  4. Loss Leaders: 33 percent of his orders lost money for Amazon.

The key points are that he increased his orders and dollar spend with Amazon, AND while its margins were lower, Amazon likely netted higher overall gross profit dollars from Schachter using Prime membership so extensively. He says his margin percent dropped from 25 to 18 but because he did so much more volume, the overall gross profit generated went from  $322 before he joined Prime to $816 in 2011.

It’s critical to understand that absolute gross margin dollars generated by sales trumps the gross profit percentage in Amazon’s business model. Why? I wrote this last year when evaluating Overstock.com (here):

I go so far as saying that I don’t necessarily care what a company’s gross margin percent is. I want to see the dollar amount covering the expenses. After expenses are paid for, I’m all for selling more product or service at any gross margin percent as long as that doesn’t hurt the franchise, the business’s long-term prospects, or increase expenses. Why? After your expenses are paid for, each additional $1 of gross profit drops straight to the earnings box regardless of whether you sold it at 20% or 1% margin. Percentages be damned! That’s cold, hard cash.

Back To My Own Experience
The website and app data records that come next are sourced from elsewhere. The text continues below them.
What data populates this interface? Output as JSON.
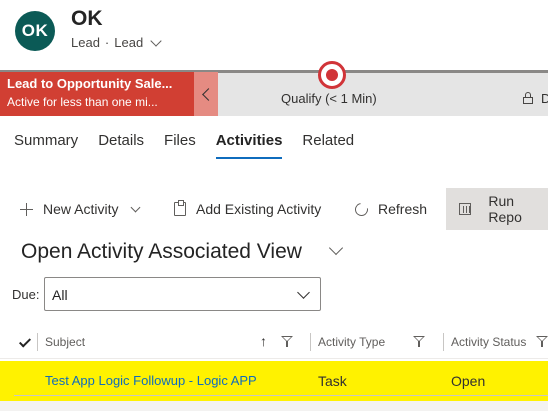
{
  "record": {
    "initials": "OK",
    "title": "OK",
    "entity": "Lead",
    "form": "Lead"
  },
  "bpf": {
    "process_name": "Lead to Opportunity Sale...",
    "process_status": "Active for less than one mi...",
    "stage_label": "Qualify  (< 1 Min)",
    "next_stage_initial": "D"
  },
  "tabs": [
    {
      "label": "Summary",
      "active": false
    },
    {
      "label": "Details",
      "active": false
    },
    {
      "label": "Files",
      "active": false
    },
    {
      "label": "Activities",
      "active": true
    },
    {
      "label": "Related",
      "active": false
    }
  ],
  "commands": {
    "new_activity": "New Activity",
    "add_existing": "Add Existing Activity",
    "refresh": "Refresh",
    "run_report": "Run Repo"
  },
  "view": {
    "title": "Open Activity Associated View"
  },
  "filter": {
    "label": "Due:",
    "value": "All"
  },
  "grid": {
    "columns": [
      "Subject",
      "Activity Type",
      "Activity Status"
    ],
    "rows": [
      {
        "subject": "Test App Logic Followup - Logic APP",
        "type": "Task",
        "status": "Open"
      }
    ]
  },
  "colors": {
    "accent": "#0f6cbd",
    "avatar": "#0b5a56",
    "process_bg": "#d13f33",
    "highlight_row": "#fff200"
  }
}
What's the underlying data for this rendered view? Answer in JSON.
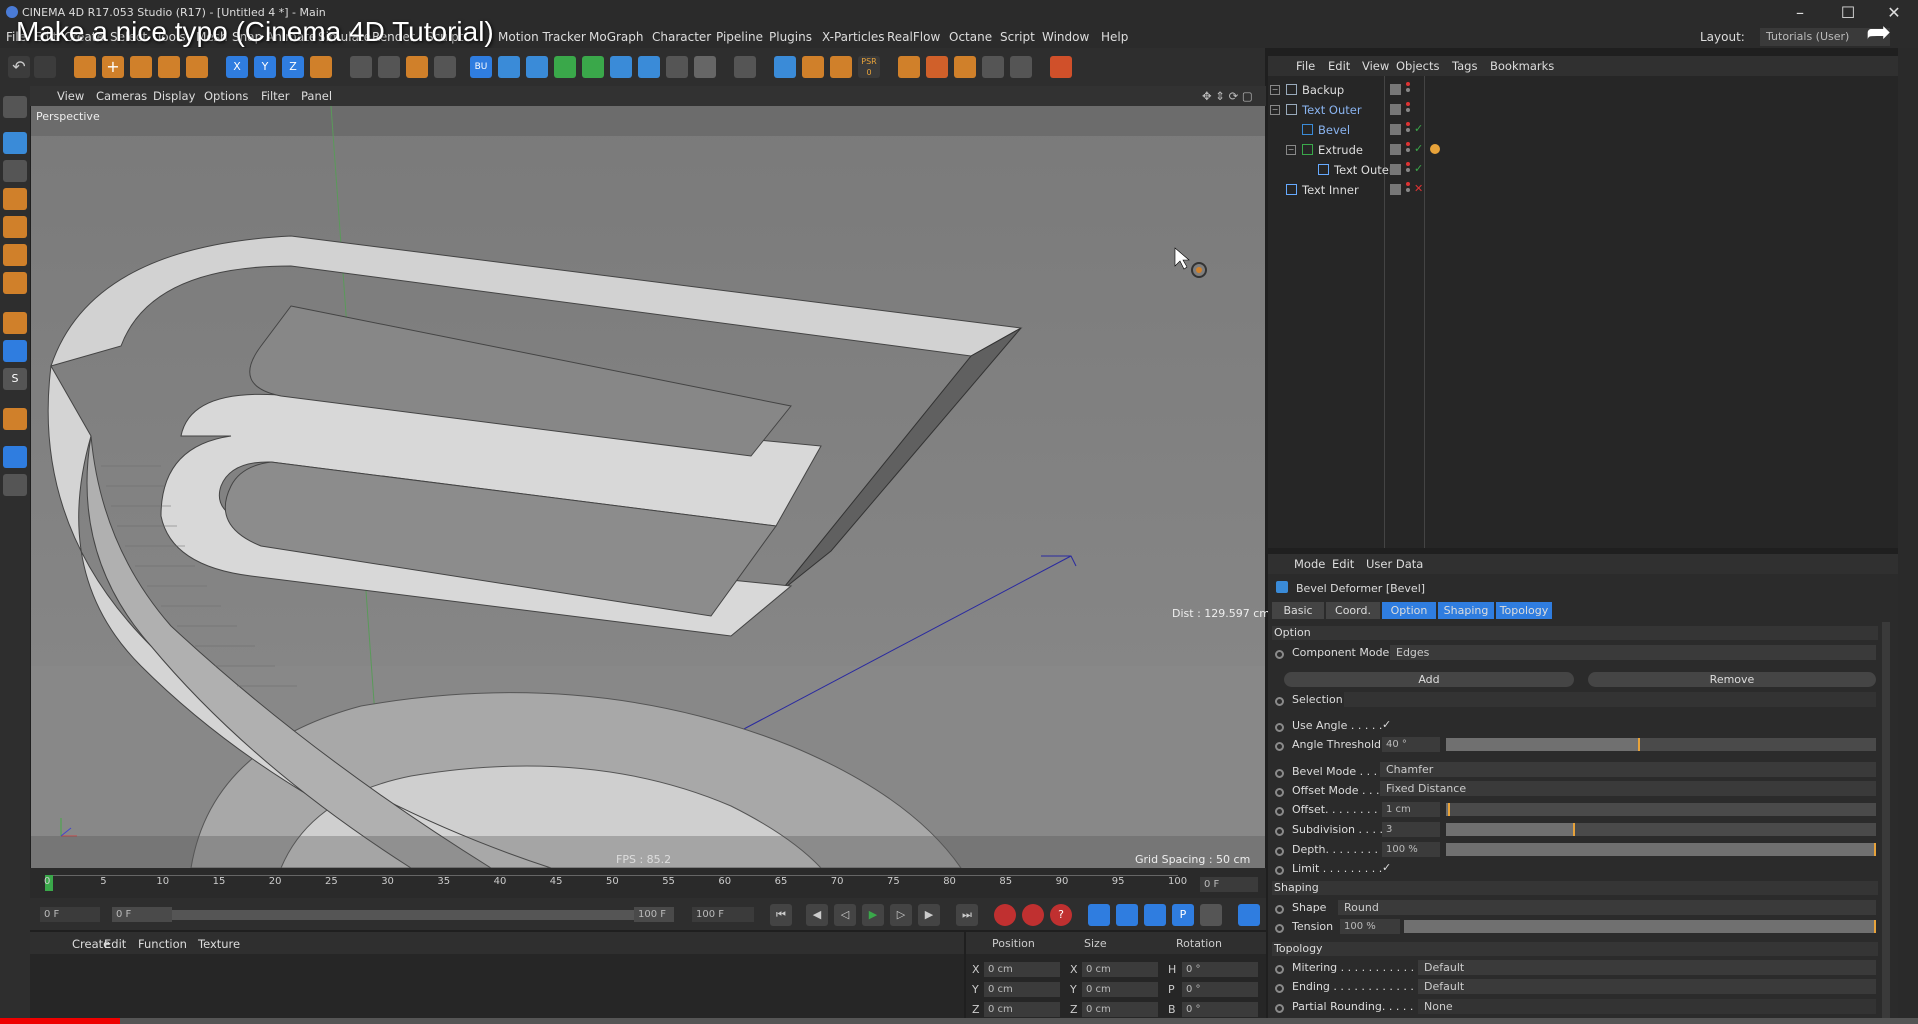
{
  "app_title": "CINEMA 4D R17.053 Studio (R17) - [Untitled 4 *] - Main",
  "video_title": "Make a nice typo (Cinema 4D Tutorial)",
  "window_controls": {
    "minimize": "–",
    "maximize": "☐",
    "close": "✕"
  },
  "menu": [
    "File",
    "Edit",
    "Create",
    "Select",
    "Tools",
    "Mesh",
    "Snap",
    "Animate",
    "Simulate",
    "Render",
    "Sculpt",
    "Motion Tracker",
    "MoGraph",
    "Character",
    "Pipeline",
    "Plugins",
    "X-Particles",
    "RealFlow",
    "Octane",
    "Script",
    "Window",
    "Help"
  ],
  "layout": {
    "label": "Layout:",
    "value": "Tutorials (User)"
  },
  "viewport": {
    "menu": [
      "View",
      "Cameras",
      "Display",
      "Options",
      "Filter",
      "Panel"
    ],
    "camera": "Perspective",
    "dist": "Dist : 129.597 cm",
    "fps": "FPS : 85.2",
    "grid_spacing": "Grid Spacing : 50 cm"
  },
  "timeline": {
    "ticks": [
      "0",
      "5",
      "10",
      "15",
      "20",
      "25",
      "30",
      "35",
      "40",
      "45",
      "50",
      "55",
      "60",
      "65",
      "70",
      "75",
      "80",
      "85",
      "90",
      "95",
      "100"
    ],
    "current_frame": "0 F",
    "start": "0 F",
    "range_start": "0 F",
    "range_end": "100 F",
    "end": "100 F"
  },
  "material_manager": {
    "menu": [
      "Create",
      "Edit",
      "Function",
      "Texture"
    ]
  },
  "coord_manager": {
    "headers": [
      "Position",
      "Size",
      "Rotation"
    ],
    "rows": [
      {
        "axis": "X",
        "pos": "0 cm",
        "size_axis": "X",
        "size": "0 cm",
        "rot_axis": "H",
        "rot": "0 °"
      },
      {
        "axis": "Y",
        "pos": "0 cm",
        "size_axis": "Y",
        "size": "0 cm",
        "rot_axis": "P",
        "rot": "0 °"
      },
      {
        "axis": "Z",
        "pos": "0 cm",
        "size_axis": "Z",
        "size": "0 cm",
        "rot_axis": "B",
        "rot": "0 °"
      }
    ]
  },
  "object_manager": {
    "menu": [
      "File",
      "Edit",
      "View",
      "Objects",
      "Tags",
      "Bookmarks"
    ],
    "objects": [
      {
        "name": "Backup",
        "icon": "null-icon",
        "highlight": false
      },
      {
        "name": "Text Outer",
        "icon": "null-icon",
        "highlight": true
      },
      {
        "name": "Bevel",
        "icon": "bevel-deformer-icon",
        "highlight": true
      },
      {
        "name": "Extrude",
        "icon": "extrude-icon",
        "highlight": false
      },
      {
        "name": "Text Outer",
        "icon": "spline-icon",
        "highlight": false
      },
      {
        "name": "Text Inner",
        "icon": "spline-icon",
        "highlight": false
      }
    ]
  },
  "attribute_manager": {
    "menu": [
      "Mode",
      "Edit",
      "User Data"
    ],
    "object_title": "Bevel Deformer [Bevel]",
    "tabs": [
      "Basic",
      "Coord.",
      "Option",
      "Shaping",
      "Topology"
    ],
    "section_option": "Option",
    "component_mode_label": "Component Mode",
    "component_mode_value": "Edges",
    "add_label": "Add",
    "remove_label": "Remove",
    "selection_label": "Selection",
    "use_angle_label": "Use Angle . . . . .",
    "use_angle_check": "✓",
    "angle_threshold_label": "Angle Threshold",
    "angle_threshold_value": "40 °",
    "angle_threshold_fraction": 0.45,
    "bevel_mode_label": "Bevel Mode . . . .",
    "bevel_mode_value": "Chamfer",
    "offset_mode_label": "Offset Mode . . .",
    "offset_mode_value": "Fixed Distance",
    "offset_label": "Offset. . . . . . . . .",
    "offset_value": "1 cm",
    "offset_fraction": 0.01,
    "subdivision_label": "Subdivision . . . .",
    "subdivision_value": "3",
    "subdivision_fraction": 0.3,
    "depth_label": "Depth. . . . . . . . .",
    "depth_value": "100 %",
    "depth_fraction": 1.0,
    "limit_label": "Limit . . . . . . . . .",
    "limit_check": "✓",
    "section_shaping": "Shaping",
    "shape_label": "Shape",
    "shape_value": "Round",
    "tension_label": "Tension",
    "tension_value": "100 %",
    "tension_fraction": 1.0,
    "section_topology": "Topology",
    "mitering_label": "Mitering . . . . . . . . . . . . . .",
    "mitering_value": "Default",
    "ending_label": "Ending . . . . . . . . . . . . . . .",
    "ending_value": "Default",
    "partial_rounding_label": "Partial Rounding. . . . . . . .",
    "partial_rounding_value": "None"
  },
  "colors": {
    "accent_blue": "#2f7de0",
    "slider_orange": "#e8a33a",
    "youtube_red": "#e00000"
  }
}
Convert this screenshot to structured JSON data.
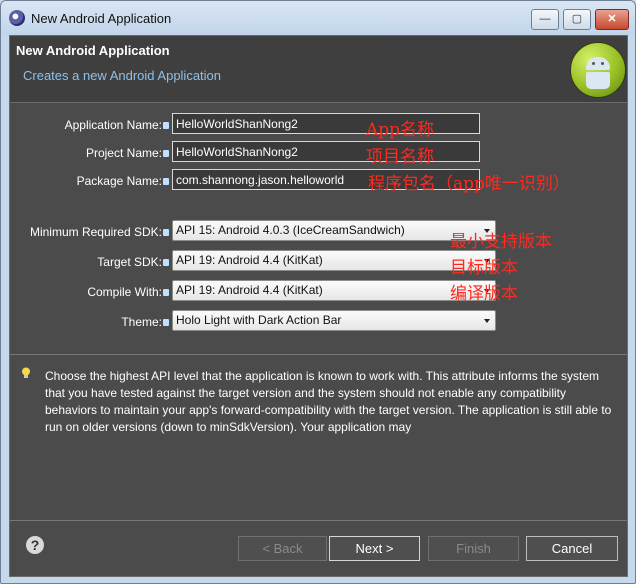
{
  "window": {
    "title": "New Android Application"
  },
  "window_buttons": {
    "minimize": "—",
    "maximize": "▢",
    "close": "✕"
  },
  "header": {
    "title": "New Android Application",
    "subtitle": "Creates a new Android Application"
  },
  "form": {
    "app_name": {
      "label": "Application Name:",
      "value": "HelloWorldShanNong2"
    },
    "project_name": {
      "label": "Project Name:",
      "value": "HelloWorldShanNong2"
    },
    "package_name": {
      "label": "Package Name:",
      "value": "com.shannong.jason.helloworld"
    },
    "min_sdk": {
      "label": "Minimum Required SDK:",
      "value": "API 15: Android 4.0.3 (IceCreamSandwich)"
    },
    "target_sdk": {
      "label": "Target SDK:",
      "value": "API 19: Android 4.4 (KitKat)"
    },
    "compile_with": {
      "label": "Compile With:",
      "value": "API 19: Android 4.4 (KitKat)"
    },
    "theme": {
      "label": "Theme:",
      "value": "Holo Light with Dark Action Bar"
    }
  },
  "annotations": {
    "app_name": "App名称",
    "project_name": "项目名称",
    "package_name": "程序包名（app唯一识别）",
    "min_sdk": "最小支持版本",
    "target_sdk": "目标版本",
    "compile_with": "编译版本"
  },
  "info": {
    "text": "Choose the highest API level that the application is known to work with. This attribute informs the system that you have tested against the target version and the system should not enable any compatibility behaviors to maintain your app's forward-compatibility with the target version. The application is still able to run on older versions (down to minSdkVersion). Your application may"
  },
  "buttons": {
    "help": "?",
    "back": "< Back",
    "next": "Next >",
    "finish": "Finish",
    "cancel": "Cancel"
  },
  "icons": {
    "app": "eclipse-icon",
    "logo": "android-logo",
    "info": "lightbulb-icon",
    "help": "help-icon"
  }
}
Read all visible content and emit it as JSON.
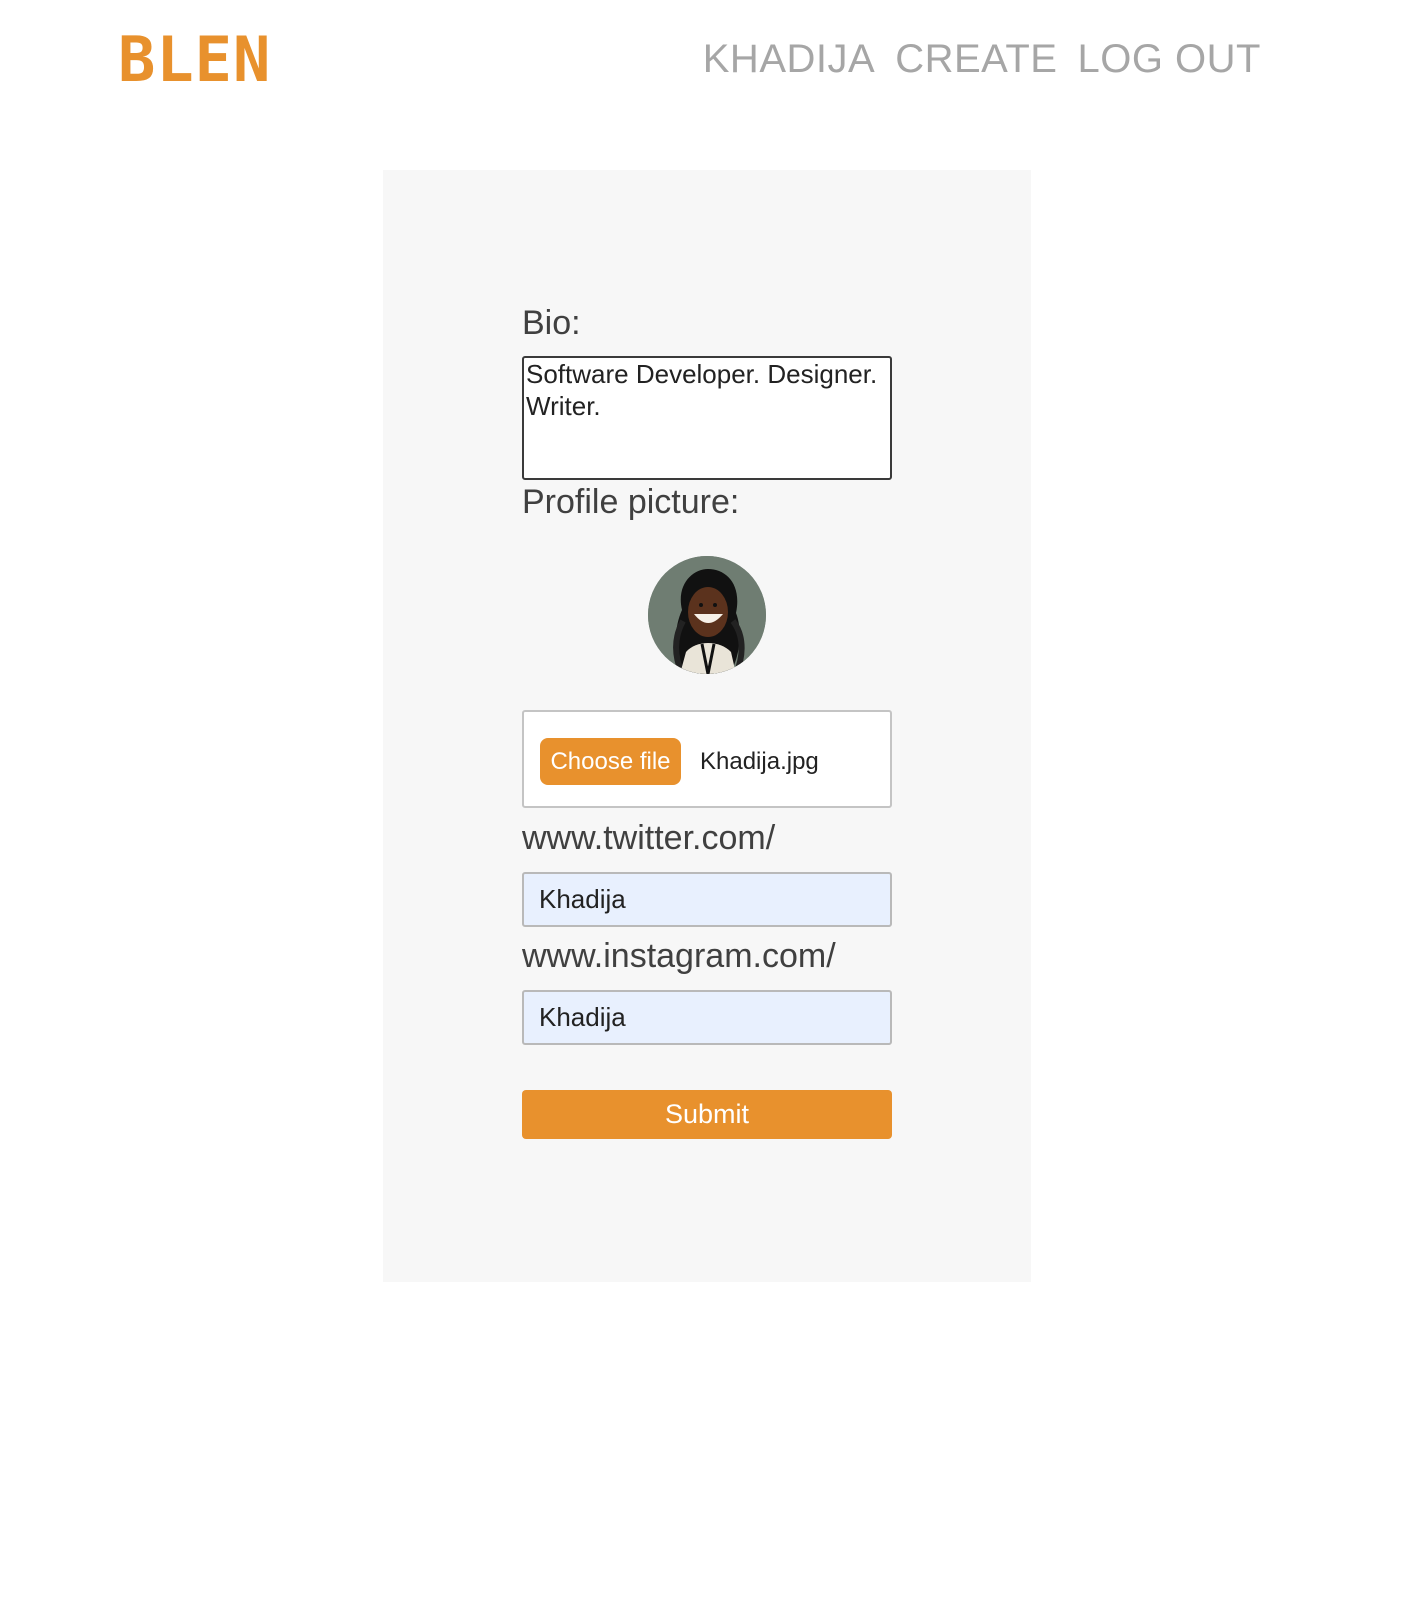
{
  "header": {
    "logo": "BLEN",
    "nav": [
      "KHADIJA",
      "CREATE",
      "LOG OUT"
    ]
  },
  "form": {
    "bio_label": "Bio:",
    "bio_value": "Software Developer. Designer. Writer.",
    "profile_picture_label": "Profile picture:",
    "choose_file_label": "Choose file",
    "file_name": "Khadija.jpg",
    "twitter_label": "www.twitter.com/",
    "twitter_value": "Khadija",
    "instagram_label": "www.instagram.com/",
    "instagram_value": "Khadija",
    "submit_label": "Submit"
  },
  "colors": {
    "accent": "#e8912d",
    "panel_background": "#f7f7f7",
    "autofill_input": "#e8f0fe",
    "nav_text": "#a6a6a6"
  },
  "icons": {
    "avatar": "profile-photo-avatar",
    "textarea_resize": "resize-grip-icon"
  }
}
I considered myself an Amazon consumer fan for years, and yet I didn’t join Prime. As Amazon expanded the Prime experience, however, it became a no brainer to do it. (Indeed, it paid for itself twice over when I canceled my Netflix subscription.)

Amazon is creating another virtuous cycle by plowing hundreds of millions into content for Prime members. But it’s not going to show short-term earnings benefits. Over the long haul, however, I expect my experience will mirror the overall increased adoption rate. At some point the value becomes so high, many more Amazon customers will do it because it’s just dumb not to.

Amazon found my tipping point, and now I’m a Prime member who spends more money with them and has even paid to rent a few videos for my daughter to enjoy on the Kindle Fire during long car rides (something I would not have done if i weren’t already enjoying the “free” streaming videos courtesy of Prime).

Moreover, I’ve canceled my Netflix subscription and am actively looking for more ways to spend my shopping dollars with Amazon instead of making trips to Target.

Conclusion: If Amazon is not locking itself into a Kozmo.com uneconomic business model and is, as Schachter’s self-analysis suggests, building in higher overall gross dollars to cover its expense nut…AND…it’s building customer habits and loyalty…AND…it’s taking business away competitors. Well, i think this counts as an offensive move.